When you copy the entries, keep every word exactly as it stands.
━━━━━━━━━━━━━━━━━━━━
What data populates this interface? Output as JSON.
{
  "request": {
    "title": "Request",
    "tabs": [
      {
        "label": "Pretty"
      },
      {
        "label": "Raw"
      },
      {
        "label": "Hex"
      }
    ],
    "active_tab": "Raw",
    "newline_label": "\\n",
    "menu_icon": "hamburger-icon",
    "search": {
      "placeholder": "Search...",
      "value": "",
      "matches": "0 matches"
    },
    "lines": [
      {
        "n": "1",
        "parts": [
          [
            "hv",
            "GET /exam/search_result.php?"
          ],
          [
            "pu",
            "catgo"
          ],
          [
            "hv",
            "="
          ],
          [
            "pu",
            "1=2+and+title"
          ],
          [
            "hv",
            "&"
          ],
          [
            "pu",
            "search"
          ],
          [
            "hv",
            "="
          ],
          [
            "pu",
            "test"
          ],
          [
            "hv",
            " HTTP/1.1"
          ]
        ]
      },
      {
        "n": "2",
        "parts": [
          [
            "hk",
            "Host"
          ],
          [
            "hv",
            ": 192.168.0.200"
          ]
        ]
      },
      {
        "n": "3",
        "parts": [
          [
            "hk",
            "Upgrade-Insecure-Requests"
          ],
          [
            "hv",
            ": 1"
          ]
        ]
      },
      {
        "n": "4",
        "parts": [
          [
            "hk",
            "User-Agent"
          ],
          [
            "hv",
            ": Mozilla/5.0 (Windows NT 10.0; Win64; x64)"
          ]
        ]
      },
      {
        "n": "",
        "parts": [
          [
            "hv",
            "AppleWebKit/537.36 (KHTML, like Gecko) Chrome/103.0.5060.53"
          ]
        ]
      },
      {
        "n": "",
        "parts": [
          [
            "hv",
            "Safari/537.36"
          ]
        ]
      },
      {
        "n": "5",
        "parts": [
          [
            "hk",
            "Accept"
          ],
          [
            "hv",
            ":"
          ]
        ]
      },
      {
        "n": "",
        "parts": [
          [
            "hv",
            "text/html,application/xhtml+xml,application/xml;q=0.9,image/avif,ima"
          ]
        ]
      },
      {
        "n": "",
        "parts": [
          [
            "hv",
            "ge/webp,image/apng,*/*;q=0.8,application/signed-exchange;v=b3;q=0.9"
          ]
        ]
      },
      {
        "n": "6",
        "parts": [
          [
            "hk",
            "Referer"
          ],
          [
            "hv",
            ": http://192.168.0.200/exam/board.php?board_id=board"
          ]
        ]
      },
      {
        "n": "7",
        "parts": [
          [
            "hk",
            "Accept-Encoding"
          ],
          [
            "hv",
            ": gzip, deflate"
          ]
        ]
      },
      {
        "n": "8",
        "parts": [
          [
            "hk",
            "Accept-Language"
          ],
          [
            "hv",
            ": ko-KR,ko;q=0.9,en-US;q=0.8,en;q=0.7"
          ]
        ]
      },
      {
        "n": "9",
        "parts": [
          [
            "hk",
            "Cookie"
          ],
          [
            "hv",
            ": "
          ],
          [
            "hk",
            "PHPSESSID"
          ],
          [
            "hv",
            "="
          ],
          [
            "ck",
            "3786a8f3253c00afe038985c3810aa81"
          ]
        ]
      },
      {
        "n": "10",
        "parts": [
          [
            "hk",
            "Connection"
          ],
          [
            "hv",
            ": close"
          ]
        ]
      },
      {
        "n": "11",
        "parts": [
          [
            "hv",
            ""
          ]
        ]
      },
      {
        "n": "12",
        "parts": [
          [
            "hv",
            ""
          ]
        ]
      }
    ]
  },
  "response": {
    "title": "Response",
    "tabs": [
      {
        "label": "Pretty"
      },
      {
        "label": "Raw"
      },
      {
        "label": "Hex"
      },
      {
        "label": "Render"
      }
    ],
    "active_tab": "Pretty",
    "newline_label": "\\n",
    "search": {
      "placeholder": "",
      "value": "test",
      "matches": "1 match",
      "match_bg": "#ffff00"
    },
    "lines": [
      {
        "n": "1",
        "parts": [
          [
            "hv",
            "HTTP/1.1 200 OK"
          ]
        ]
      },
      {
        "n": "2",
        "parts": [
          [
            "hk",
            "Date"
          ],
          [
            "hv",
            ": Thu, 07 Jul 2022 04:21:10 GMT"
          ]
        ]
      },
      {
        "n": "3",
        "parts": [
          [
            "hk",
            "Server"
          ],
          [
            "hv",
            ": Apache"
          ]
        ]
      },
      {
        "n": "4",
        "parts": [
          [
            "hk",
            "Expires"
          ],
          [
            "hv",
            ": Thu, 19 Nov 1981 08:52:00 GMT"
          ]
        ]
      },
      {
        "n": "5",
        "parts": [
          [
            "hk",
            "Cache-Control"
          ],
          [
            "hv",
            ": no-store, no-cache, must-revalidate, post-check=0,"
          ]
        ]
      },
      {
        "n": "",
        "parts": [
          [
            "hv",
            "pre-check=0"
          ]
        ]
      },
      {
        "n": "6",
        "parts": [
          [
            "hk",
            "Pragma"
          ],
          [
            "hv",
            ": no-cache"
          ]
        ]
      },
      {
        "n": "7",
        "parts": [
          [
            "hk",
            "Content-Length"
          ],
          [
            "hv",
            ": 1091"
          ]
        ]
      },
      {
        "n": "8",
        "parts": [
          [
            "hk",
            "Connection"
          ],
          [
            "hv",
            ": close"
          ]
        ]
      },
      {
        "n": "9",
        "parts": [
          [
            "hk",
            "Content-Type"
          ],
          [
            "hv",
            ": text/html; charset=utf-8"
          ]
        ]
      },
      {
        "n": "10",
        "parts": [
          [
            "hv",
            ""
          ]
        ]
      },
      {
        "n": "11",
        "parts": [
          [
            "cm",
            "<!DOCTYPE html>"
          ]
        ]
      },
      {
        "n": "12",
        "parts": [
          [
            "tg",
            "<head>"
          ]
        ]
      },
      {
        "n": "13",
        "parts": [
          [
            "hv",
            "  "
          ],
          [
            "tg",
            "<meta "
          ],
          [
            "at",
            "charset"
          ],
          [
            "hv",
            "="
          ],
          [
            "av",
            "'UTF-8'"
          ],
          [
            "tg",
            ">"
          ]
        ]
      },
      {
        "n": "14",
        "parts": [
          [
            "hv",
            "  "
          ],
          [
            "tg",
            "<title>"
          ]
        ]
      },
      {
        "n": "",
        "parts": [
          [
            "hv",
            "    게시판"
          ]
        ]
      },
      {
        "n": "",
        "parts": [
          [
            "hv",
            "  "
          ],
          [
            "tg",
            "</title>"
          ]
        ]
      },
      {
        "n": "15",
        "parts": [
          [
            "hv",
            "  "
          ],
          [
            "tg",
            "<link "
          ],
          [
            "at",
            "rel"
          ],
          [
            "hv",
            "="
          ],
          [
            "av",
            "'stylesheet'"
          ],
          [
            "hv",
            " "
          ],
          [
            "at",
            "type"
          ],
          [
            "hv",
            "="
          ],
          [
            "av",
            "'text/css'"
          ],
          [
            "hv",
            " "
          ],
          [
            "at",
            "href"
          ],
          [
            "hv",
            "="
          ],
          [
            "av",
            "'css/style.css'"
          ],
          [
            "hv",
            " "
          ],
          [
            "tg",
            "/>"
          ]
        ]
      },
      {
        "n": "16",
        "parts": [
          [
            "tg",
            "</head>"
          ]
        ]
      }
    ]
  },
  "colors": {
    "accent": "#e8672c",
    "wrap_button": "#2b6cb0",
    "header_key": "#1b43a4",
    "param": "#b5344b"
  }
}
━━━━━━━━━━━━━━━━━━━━
__Reply__:
What data populates this interface? Output as JSON.
{
  "request": {
    "title": "Request",
    "tabs": [
      {
        "label": "Pretty"
      },
      {
        "label": "Raw"
      },
      {
        "label": "Hex"
      }
    ],
    "active_tab": "Raw",
    "newline_label": "\\n",
    "menu_icon": "hamburger-icon",
    "search": {
      "placeholder": "Search...",
      "value": "",
      "matches": "0 matches"
    },
    "lines": [
      {
        "n": "1",
        "parts": [
          [
            "hv",
            "GET /exam/search_result.php?"
          ],
          [
            "pu",
            "catgo"
          ],
          [
            "hv",
            "="
          ],
          [
            "pu",
            "1=2+and+title"
          ],
          [
            "hv",
            "&"
          ],
          [
            "pu",
            "search"
          ],
          [
            "hv",
            "="
          ],
          [
            "pu",
            "test"
          ],
          [
            "hv",
            " HTTP/1.1"
          ]
        ]
      },
      {
        "n": "2",
        "parts": [
          [
            "hk",
            "Host"
          ],
          [
            "hv",
            ": 192.168.0.200"
          ]
        ]
      },
      {
        "n": "3",
        "parts": [
          [
            "hk",
            "Upgrade-Insecure-Requests"
          ],
          [
            "hv",
            ": 1"
          ]
        ]
      },
      {
        "n": "4",
        "parts": [
          [
            "hk",
            "User-Agent"
          ],
          [
            "hv",
            ": Mozilla/5.0 (Windows NT 10.0; Win64; x64)"
          ]
        ]
      },
      {
        "n": "",
        "parts": [
          [
            "hv",
            "AppleWebKit/537.36 (KHTML, like Gecko) Chrome/103.0.5060.53"
          ]
        ]
      },
      {
        "n": "",
        "parts": [
          [
            "hv",
            "Safari/537.36"
          ]
        ]
      },
      {
        "n": "5",
        "parts": [
          [
            "hk",
            "Accept"
          ],
          [
            "hv",
            ":"
          ]
        ]
      },
      {
        "n": "",
        "parts": [
          [
            "hv",
            "text/html,application/xhtml+xml,application/xml;q=0.9,image/avif,ima"
          ]
        ]
      },
      {
        "n": "",
        "parts": [
          [
            "hv",
            "ge/webp,image/apng,*/*;q=0.8,application/signed-exchange;v=b3;q=0.9"
          ]
        ]
      },
      {
        "n": "6",
        "parts": [
          [
            "hk",
            "Referer"
          ],
          [
            "hv",
            ": http://192.168.0.200/exam/board.php?board_id=board"
          ]
        ]
      },
      {
        "n": "7",
        "parts": [
          [
            "hk",
            "Accept-Encoding"
          ],
          [
            "hv",
            ": gzip, deflate"
          ]
        ]
      },
      {
        "n": "8",
        "parts": [
          [
            "hk",
            "Accept-Language"
          ],
          [
            "hv",
            ": ko-KR,ko;q=0.9,en-US;q=0.8,en;q=0.7"
          ]
        ]
      },
      {
        "n": "9",
        "parts": [
          [
            "hk",
            "Cookie"
          ],
          [
            "hv",
            ": "
          ],
          [
            "hk",
            "PHPSESSID"
          ],
          [
            "hv",
            "="
          ],
          [
            "ck",
            "3786a8f3253c00afe038985c3810aa81"
          ]
        ]
      },
      {
        "n": "10",
        "parts": [
          [
            "hk",
            "Connection"
          ],
          [
            "hv",
            ": close"
          ]
        ]
      },
      {
        "n": "11",
        "parts": [
          [
            "hv",
            ""
          ]
        ]
      },
      {
        "n": "12",
        "parts": [
          [
            "hv",
            ""
          ]
        ]
      }
    ]
  },
  "response": {
    "title": "Response",
    "tabs": [
      {
        "label": "Pretty"
      },
      {
        "label": "Raw"
      },
      {
        "label": "Hex"
      },
      {
        "label": "Render"
      }
    ],
    "active_tab": "Pretty",
    "newline_label": "\\n",
    "search": {
      "placeholder": "",
      "value": "test",
      "matches": "1 match",
      "match_bg": "#ffff00"
    },
    "lines": [
      {
        "n": "1",
        "parts": [
          [
            "hv",
            "HTTP/1.1 200 OK"
          ]
        ]
      },
      {
        "n": "2",
        "parts": [
          [
            "hk",
            "Date"
          ],
          [
            "hv",
            ": Thu, 07 Jul 2022 04:21:10 GMT"
          ]
        ]
      },
      {
        "n": "3",
        "parts": [
          [
            "hk",
            "Server"
          ],
          [
            "hv",
            ": Apache"
          ]
        ]
      },
      {
        "n": "4",
        "parts": [
          [
            "hk",
            "Expires"
          ],
          [
            "hv",
            ": Thu, 19 Nov 1981 08:52:00 GMT"
          ]
        ]
      },
      {
        "n": "5",
        "parts": [
          [
            "hk",
            "Cache-Control"
          ],
          [
            "hv",
            ": no-store, no-cache, must-revalidate, post-check=0,"
          ]
        ]
      },
      {
        "n": "",
        "parts": [
          [
            "hv",
            "pre-check=0"
          ]
        ]
      },
      {
        "n": "6",
        "parts": [
          [
            "hk",
            "Pragma"
          ],
          [
            "hv",
            ": no-cache"
          ]
        ]
      },
      {
        "n": "7",
        "parts": [
          [
            "hk",
            "Content-Length"
          ],
          [
            "hv",
            ": 1091"
          ]
        ]
      },
      {
        "n": "8",
        "parts": [
          [
            "hk",
            "Connection"
          ],
          [
            "hv",
            ": close"
          ]
        ]
      },
      {
        "n": "9",
        "parts": [
          [
            "hk",
            "Content-Type"
          ],
          [
            "hv",
            ": text/html; charset=utf-8"
          ]
        ]
      },
      {
        "n": "10",
        "parts": [
          [
            "hv",
            ""
          ]
        ]
      },
      {
        "n": "11",
        "parts": [
          [
            "cm",
            "<!DOCTYPE html>"
          ]
        ]
      },
      {
        "n": "12",
        "parts": [
          [
            "tg",
            "<head>"
          ]
        ]
      },
      {
        "n": "13",
        "parts": [
          [
            "hv",
            "  "
          ],
          [
            "tg",
            "<meta "
          ],
          [
            "at",
            "charset"
          ],
          [
            "hv",
            "="
          ],
          [
            "av",
            "'UTF-8'"
          ],
          [
            "tg",
            ">"
          ]
        ]
      },
      {
        "n": "14",
        "parts": [
          [
            "hv",
            "  "
          ],
          [
            "tg",
            "<title>"
          ]
        ]
      },
      {
        "n": "",
        "parts": [
          [
            "hv",
            "    게시판"
          ]
        ]
      },
      {
        "n": "",
        "parts": [
          [
            "hv",
            "  "
          ],
          [
            "tg",
            "</title>"
          ]
        ]
      },
      {
        "n": "15",
        "parts": [
          [
            "hv",
            "  "
          ],
          [
            "tg",
            "<link "
          ],
          [
            "at",
            "rel"
          ],
          [
            "hv",
            "="
          ],
          [
            "av",
            "'stylesheet'"
          ],
          [
            "hv",
            " "
          ],
          [
            "at",
            "type"
          ],
          [
            "hv",
            "="
          ],
          [
            "av",
            "'text/css'"
          ],
          [
            "hv",
            " "
          ],
          [
            "at",
            "href"
          ],
          [
            "hv",
            "="
          ],
          [
            "av",
            "'css/style.css'"
          ],
          [
            "hv",
            " "
          ],
          [
            "tg",
            "/>"
          ]
        ]
      },
      {
        "n": "16",
        "parts": [
          [
            "tg",
            "</head>"
          ]
        ]
      }
    ]
  },
  "colors": {
    "accent": "#e8672c",
    "wrap_button": "#2b6cb0",
    "header_key": "#1b43a4",
    "param": "#b5344b"
  }
}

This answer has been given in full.